WHAT IS REQUIRED
Filter the data below, keeping only lines that contain "subtitle".

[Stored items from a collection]
***

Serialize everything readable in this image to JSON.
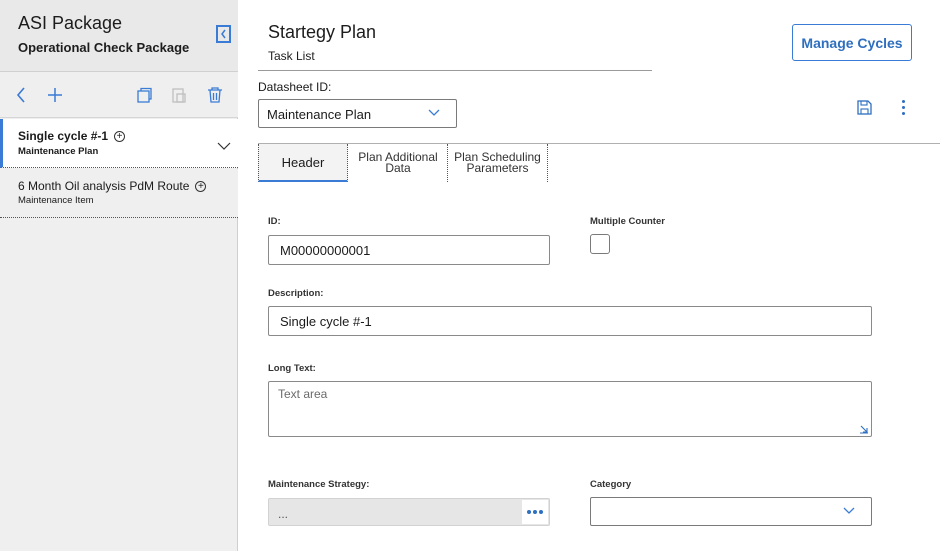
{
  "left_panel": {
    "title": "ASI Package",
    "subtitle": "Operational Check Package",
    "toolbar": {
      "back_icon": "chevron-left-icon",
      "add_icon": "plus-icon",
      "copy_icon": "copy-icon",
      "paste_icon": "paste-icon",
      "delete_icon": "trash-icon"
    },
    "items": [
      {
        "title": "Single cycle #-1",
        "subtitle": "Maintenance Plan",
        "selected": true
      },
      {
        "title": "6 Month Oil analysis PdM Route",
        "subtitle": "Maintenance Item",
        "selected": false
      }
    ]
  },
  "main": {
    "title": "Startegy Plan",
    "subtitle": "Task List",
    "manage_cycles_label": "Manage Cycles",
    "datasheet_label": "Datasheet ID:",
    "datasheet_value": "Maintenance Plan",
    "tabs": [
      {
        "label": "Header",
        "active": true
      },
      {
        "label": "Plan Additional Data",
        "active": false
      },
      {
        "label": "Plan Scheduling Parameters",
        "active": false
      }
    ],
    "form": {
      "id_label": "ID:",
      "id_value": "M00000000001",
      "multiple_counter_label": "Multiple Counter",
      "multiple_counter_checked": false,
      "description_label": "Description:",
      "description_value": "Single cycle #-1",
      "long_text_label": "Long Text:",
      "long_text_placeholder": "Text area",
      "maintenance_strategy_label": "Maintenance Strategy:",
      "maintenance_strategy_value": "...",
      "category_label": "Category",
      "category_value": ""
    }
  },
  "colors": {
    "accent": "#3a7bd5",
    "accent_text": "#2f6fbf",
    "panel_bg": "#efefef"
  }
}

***

THE COMPLETED TASK
    "subtitle": "Operational Check Package",
        "subtitle": "Maintenance Plan",
        "subtitle": "Maintenance Item",
    "subtitle": "Task List",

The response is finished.